Applies To: Windows Server 2016
This topic is an overview of the networking stack for Windows Containers and includes links to additional guidance about creating, configuring, and managing container networks.
Windows Server Containers are a lightweight operating system virtualization method used to separate applications or services from other services that are running on the same container host. To enable this, each container has its own view of the operating system, processes, file system, registry, and IP addresses.
Windows containers function similarly to virtual machines in regards to networking. Each container has a virtual network adapter which is connected to a virtual switch, over which inbound and outbound traffic is forwarded. To enforce isolation between containers on the same host, a network compartment is created for each Windows Server and Hyper-V Container into which the network adapter for the container is installed. Windows Server containers use a Host vNIC to attach to the virtual switch. Hyper-V Containers use a Synthetic VM NIC (not exposed to the Utility VM) to attach to the virtual switch.
Container endpoints can be attached to a local host network (e.g. NAT), the physical network, or an overlay virtual network created through the Microsoft Software Defined Networking (SDN) stack.
For more information about creating and managing container networks for non-overlay/SDN deployments, refer to the Windows Container Networking guide on MSDN.

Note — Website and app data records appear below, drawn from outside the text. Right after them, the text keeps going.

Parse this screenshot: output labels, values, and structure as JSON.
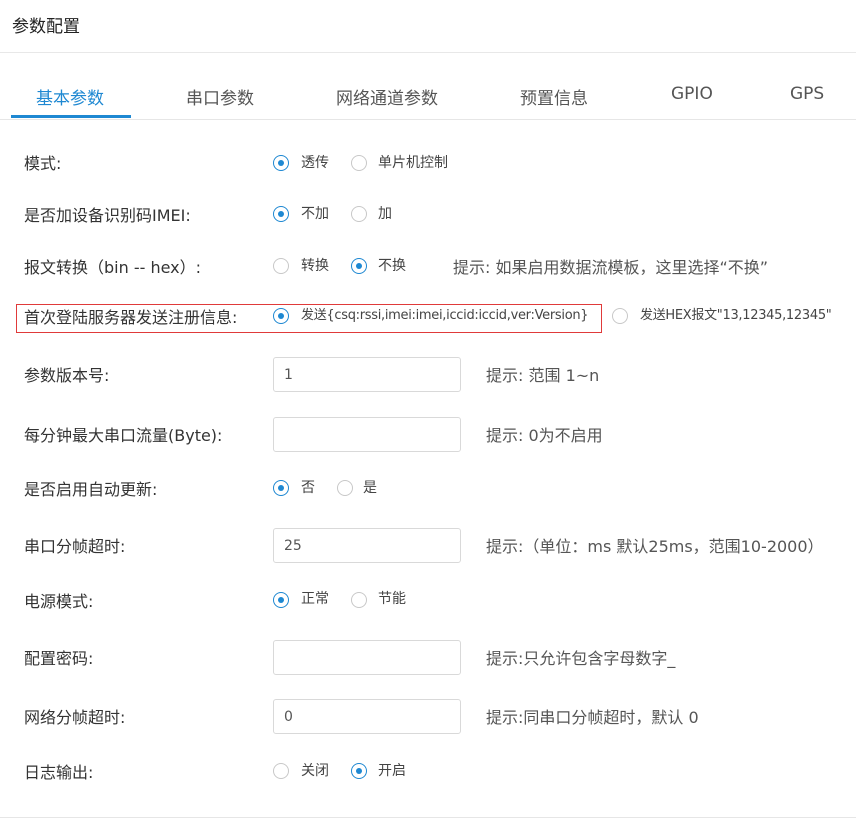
{
  "title": "参数配置",
  "tabs": [
    "基本参数",
    "串口参数",
    "网络通道参数",
    "预置信息",
    "GPIO",
    "GPS"
  ],
  "form": {
    "mode": {
      "label": "模式:",
      "options": [
        "透传",
        "单片机控制"
      ],
      "selected": "透传"
    },
    "imei": {
      "label": "是否加设备识别码IMEI:",
      "options": [
        "不加",
        "加"
      ],
      "selected": "不加"
    },
    "convert": {
      "label": "报文转换（bin -- hex）:",
      "options": [
        "转换",
        "不换"
      ],
      "selected": "不换",
      "hint": "提示: 如果启用数据流模板，这里选择“不换”"
    },
    "register": {
      "label": "首次登陆服务器发送注册信息:",
      "options": [
        "发送{csq:rssi,imei:imei,iccid:iccid,ver:Version}",
        "发送HEX报文\"13,12345,12345\""
      ],
      "selected": "发送{csq:rssi,imei:imei,iccid:iccid,ver:Version}"
    },
    "version": {
      "label": "参数版本号:",
      "value": "1",
      "hint": "提示: 范围 1~n"
    },
    "flow": {
      "label": "每分钟最大串口流量(Byte):",
      "value": "",
      "hint": "提示: 0为不启用"
    },
    "autoupdate": {
      "label": "是否启用自动更新:",
      "options": [
        "否",
        "是"
      ],
      "selected": "否"
    },
    "uart_timeout": {
      "label": "串口分帧超时:",
      "value": "25",
      "hint": "提示:（单位：ms 默认25ms，范围10-2000）"
    },
    "power": {
      "label": "电源模式:",
      "options": [
        "正常",
        "节能"
      ],
      "selected": "正常"
    },
    "password": {
      "label": "配置密码:",
      "value": "",
      "hint": "提示:只允许包含字母数字_"
    },
    "net_timeout": {
      "label": "网络分帧超时:",
      "value": "0",
      "hint": "提示:同串口分帧超时，默认 0"
    },
    "log": {
      "label": "日志输出:",
      "options": [
        "关闭",
        "开启"
      ],
      "selected": "开启"
    }
  },
  "colors": {
    "accent": "#1e88d2",
    "highlight_border": "#e03a3a"
  }
}
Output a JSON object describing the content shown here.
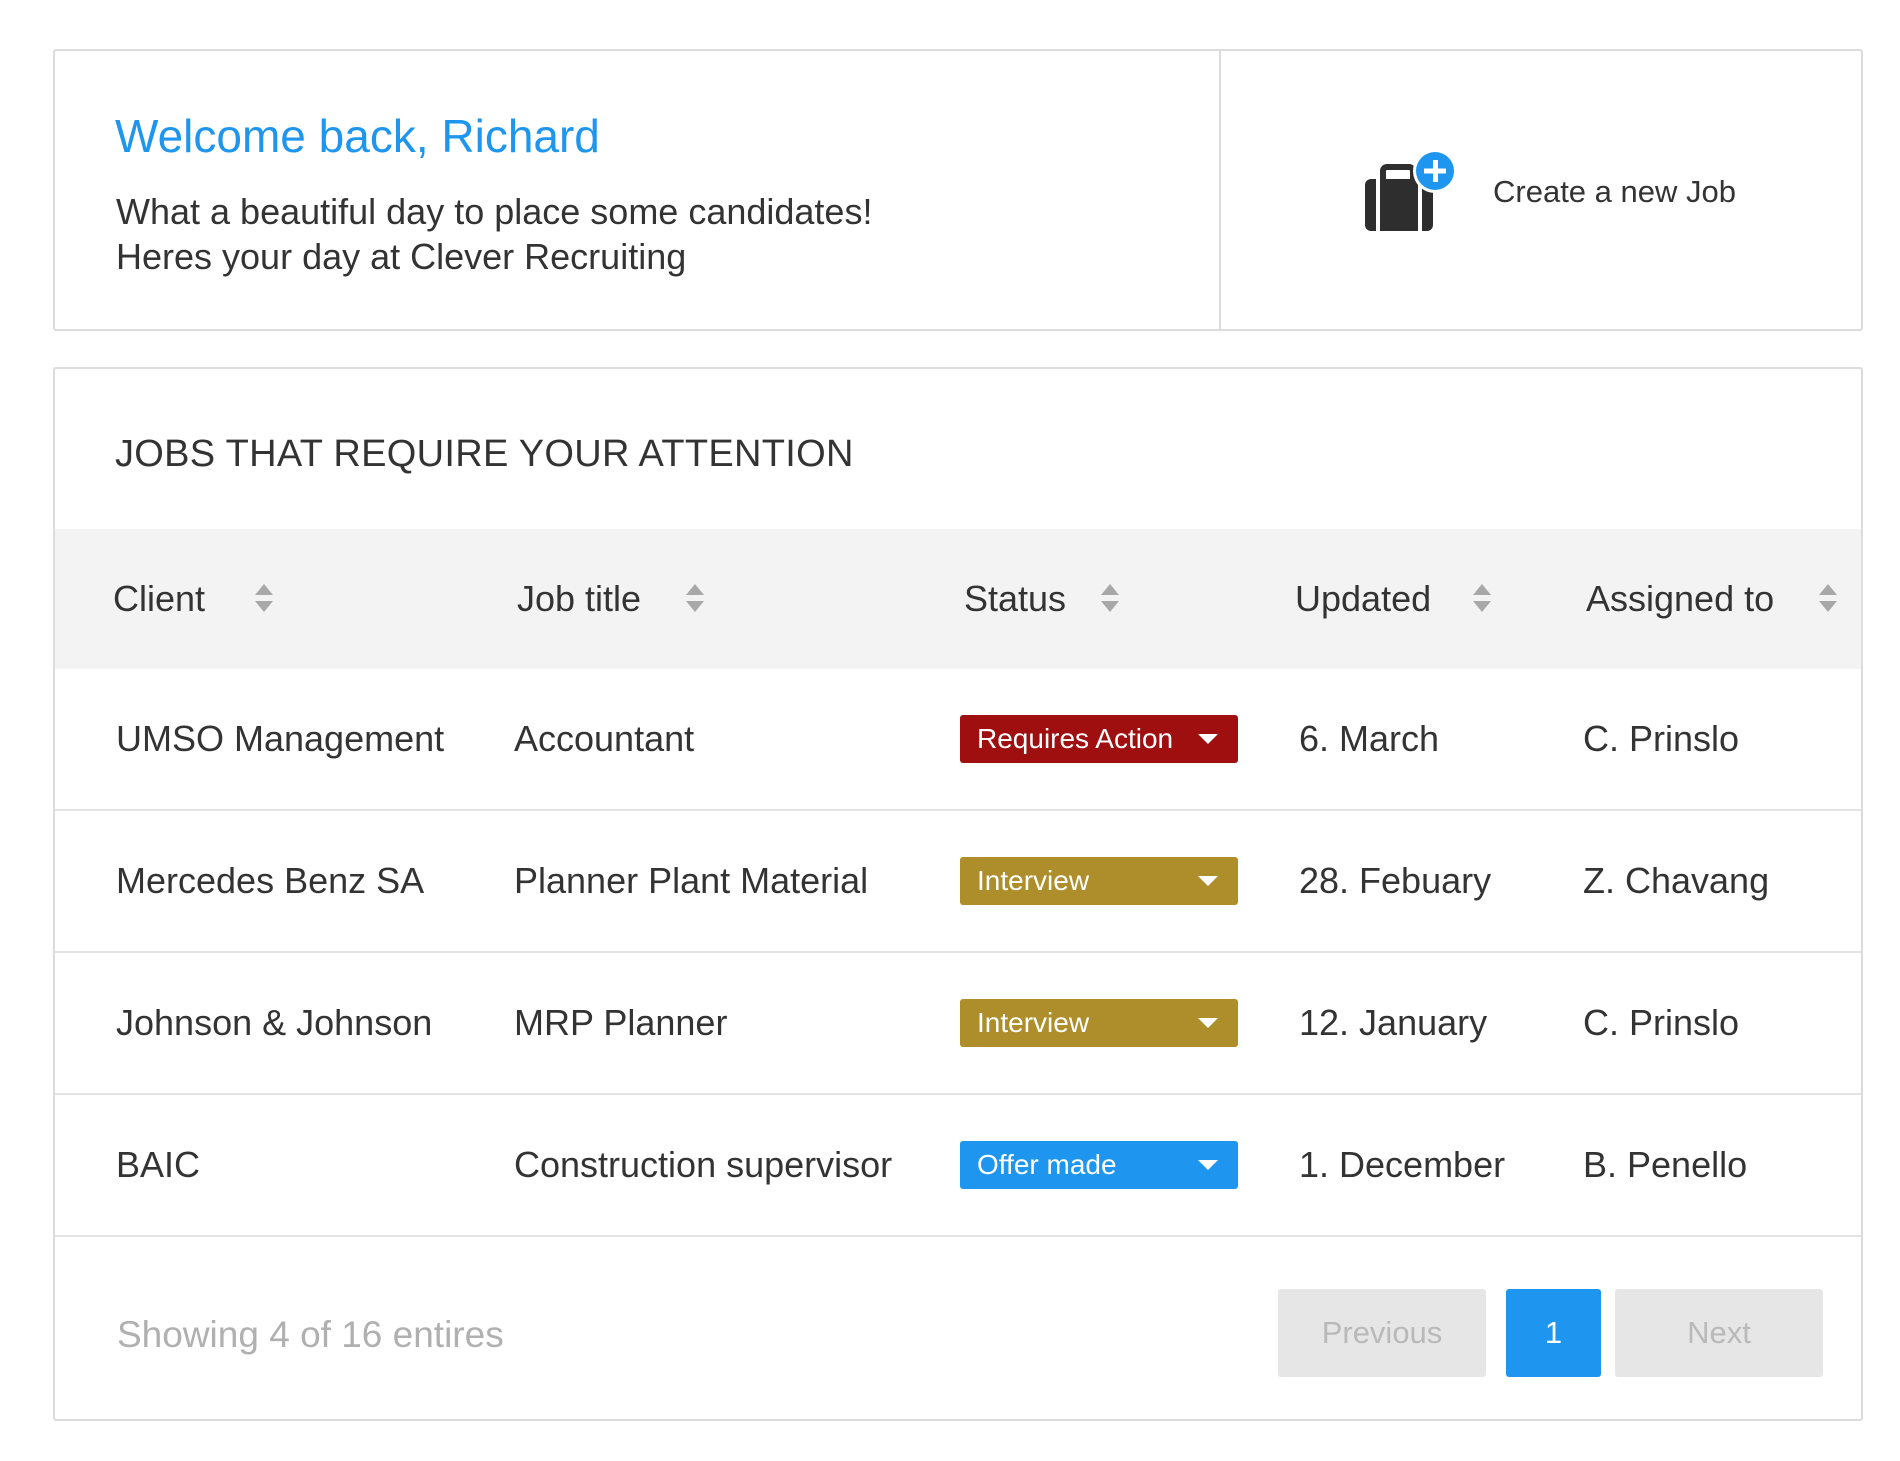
{
  "welcome": {
    "title": "Welcome back, Richard",
    "line1": "What a beautiful day to place some candidates!",
    "line2": "Heres your day at Clever Recruiting",
    "create_job_label": "Create a new Job"
  },
  "jobs": {
    "title": "JOBS THAT REQUIRE YOUR ATTENTION",
    "columns": [
      "Client",
      "Job title",
      "Status",
      "Updated",
      "Assigned to"
    ],
    "rows": [
      {
        "client": "UMSO Management",
        "job_title": "Accountant",
        "status": "Requires Action",
        "status_color": "#a00f0f",
        "updated": "6. March",
        "assigned_to": "C. Prinslo"
      },
      {
        "client": "Mercedes Benz SA",
        "job_title": "Planner Plant Material",
        "status": "Interview",
        "status_color": "#ad8e2b",
        "updated": "28. Febuary",
        "assigned_to": "Z. Chavang"
      },
      {
        "client": "Johnson & Johnson",
        "job_title": "MRP Planner",
        "status": "Interview",
        "status_color": "#ad8e2b",
        "updated": "12. January",
        "assigned_to": "C. Prinslo"
      },
      {
        "client": "BAIC",
        "job_title": "Construction supervisor",
        "status": "Offer made",
        "status_color": "#1e96f0",
        "updated": "1. December",
        "assigned_to": "B. Penello"
      }
    ],
    "footer_info": "Showing 4 of 16 entires",
    "pagination": {
      "previous": "Previous",
      "current": "1",
      "next": "Next"
    }
  },
  "colors": {
    "accent": "#1e96f0",
    "requires_action": "#a00f0f",
    "interview": "#ad8e2b",
    "offer_made": "#1e96f0"
  },
  "icons": {
    "create_job": "briefcase-plus-icon",
    "sort": "sort-arrows-icon",
    "status_dropdown": "caret-down-icon"
  }
}
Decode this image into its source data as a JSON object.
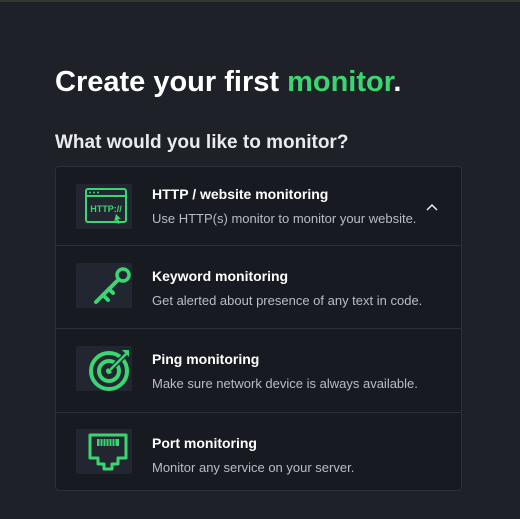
{
  "heading": {
    "prefix": "Create your first ",
    "accent": "monitor",
    "suffix": "."
  },
  "question": "What would you like to monitor?",
  "accent_color": "#3bd671",
  "options": [
    {
      "title": "HTTP / website monitoring",
      "description": "Use HTTP(s) monitor to monitor your website.",
      "icon": "http-browser-icon",
      "icon_text": "HTTP://",
      "expanded": true
    },
    {
      "title": "Keyword monitoring",
      "description": "Get alerted about presence of any text in code.",
      "icon": "key-icon"
    },
    {
      "title": "Ping monitoring",
      "description": "Make sure network device is always available.",
      "icon": "target-icon"
    },
    {
      "title": "Port monitoring",
      "description": "Monitor any service on your server.",
      "icon": "ethernet-port-icon"
    }
  ]
}
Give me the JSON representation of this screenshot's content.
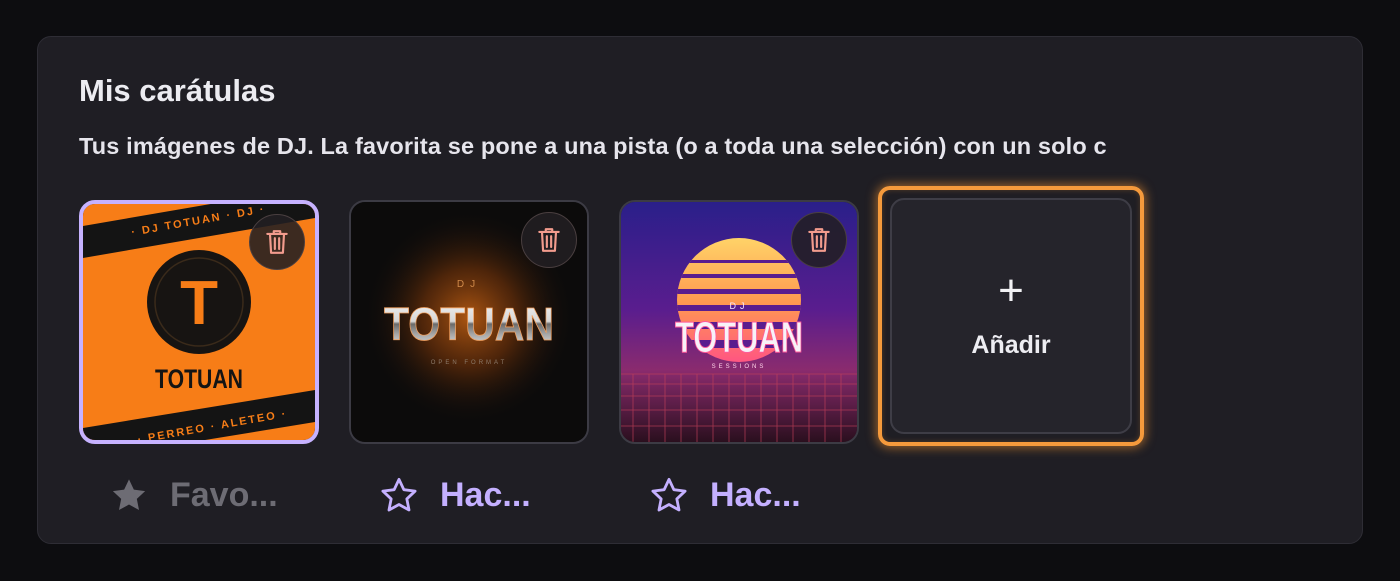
{
  "section": {
    "title": "Mis carátulas",
    "subtitle": "Tus imágenes de DJ. La favorita se pone a una pista (o a toda una selección) con un solo c"
  },
  "covers": [
    {
      "art_id": "orange-totuan",
      "favorite": true,
      "favorite_label": "Favo...",
      "art_text": {
        "monogram": "T",
        "name": "TOTUAN",
        "band_top": "· DJ TOTUAN · DJ ·",
        "band_bottom": "· PERREO · ALETEO ·"
      }
    },
    {
      "art_id": "chrome-totuan",
      "favorite": false,
      "favorite_label": "Hac...",
      "art_text": {
        "prefix": "DJ",
        "name": "TOTUAN",
        "tagline": "OPEN FORMAT"
      }
    },
    {
      "art_id": "synthwave-totuan",
      "favorite": false,
      "favorite_label": "Hac...",
      "art_text": {
        "prefix": "DJ",
        "name": "TOTUAN",
        "tagline": "SESSIONS"
      }
    }
  ],
  "add_button": {
    "label": "Añadir",
    "icon": "plus-icon"
  },
  "icons": {
    "delete": "trash-icon",
    "favorite_on": "star-filled-icon",
    "favorite_off": "star-outline-icon"
  },
  "colors": {
    "panel_bg": "#1f1e24",
    "accent_purple": "#c4b0ff",
    "accent_orange": "#f59a3c",
    "muted_text": "#6d6c74",
    "trash_icon": "#f29b8d"
  }
}
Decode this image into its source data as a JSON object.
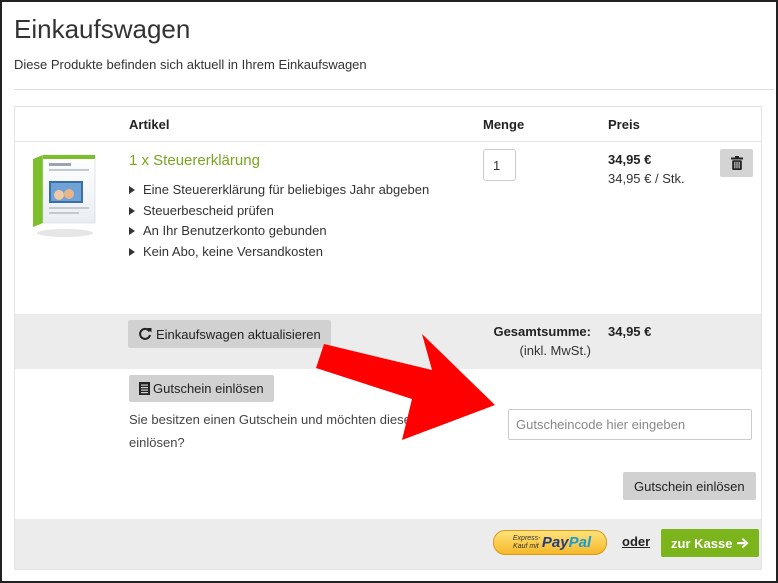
{
  "page": {
    "title": "Einkaufswagen",
    "subtitle": "Diese Produkte befinden sich aktuell in Ihrem Einkaufswagen"
  },
  "table": {
    "headers": {
      "article": "Artikel",
      "quantity": "Menge",
      "price": "Preis"
    }
  },
  "item": {
    "name": "1 x Steuererklärung",
    "features": [
      "Eine Steuererklärung für beliebiges Jahr abgeben",
      "Steuerbescheid prüfen",
      "An Ihr Benutzerkonto gebunden",
      "Kein Abo, keine Versandkosten"
    ],
    "quantity": "1",
    "price": "34,95 €",
    "unit_price": "34,95 € / Stk.",
    "delete_icon": "trash-icon"
  },
  "totals": {
    "update_label": "Einkaufswagen aktualisieren",
    "update_icon": "refresh-icon",
    "total_label": "Gesamtsumme:",
    "total_note": "(inkl. MwSt.)",
    "total_value": "34,95 €"
  },
  "voucher": {
    "toggle_label": "Gutschein einlösen",
    "toggle_icon": "list-icon",
    "description": "Sie besitzen einen Gutschein und möchten diesen jetzt einlösen?",
    "placeholder": "Gutscheincode hier eingeben",
    "submit_label": "Gutschein einlösen"
  },
  "checkout": {
    "paypal_small": "Express-Kauf mit",
    "paypal_pay": "Pay",
    "paypal_pal": "Pal",
    "or_label": "oder",
    "checkout_label": "zur Kasse",
    "checkout_icon": "arrow-right-icon"
  },
  "colors": {
    "accent_green": "#7cb41c",
    "product_green": "#79a61e",
    "annotation_red": "#ff0000"
  }
}
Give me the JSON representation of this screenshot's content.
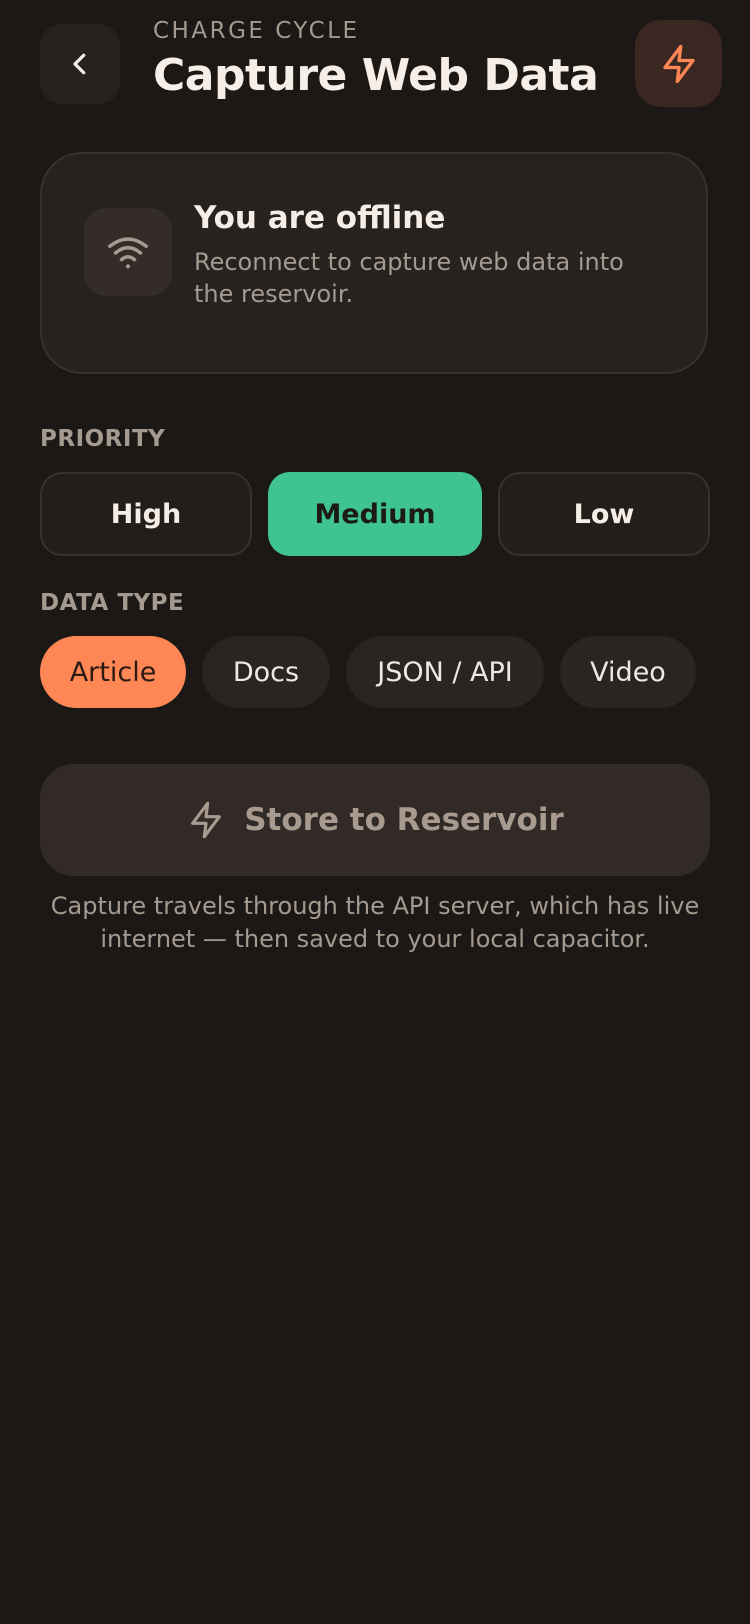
{
  "header": {
    "eyebrow": "CHARGE CYCLE",
    "title": "Capture Web Data",
    "back_icon": "chevron-left-icon",
    "action_icon": "bolt-icon"
  },
  "offline": {
    "icon": "wifi-icon",
    "title": "You are offline",
    "subtitle": "Reconnect to capture web data into the reservoir."
  },
  "priority": {
    "label": "PRIORITY",
    "options": [
      "High",
      "Medium",
      "Low"
    ],
    "selected": "Medium"
  },
  "data_type": {
    "label": "DATA TYPE",
    "options": [
      "Article",
      "Docs",
      "JSON / API",
      "Video"
    ],
    "selected": "Article"
  },
  "store": {
    "icon": "bolt-icon",
    "label": "Store to Reservoir"
  },
  "footnote": "Capture travels through the API server, which has live internet — then saved to your local capacitor.",
  "colors": {
    "background": "#1c1816",
    "accent_orange": "#ff8756",
    "accent_green": "#40c392",
    "muted_text": "#a59a90"
  }
}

For more information about creating and managing container networks for overlay virtual networks with SDN, refer to Connect container endpoints to a tenant virtual network.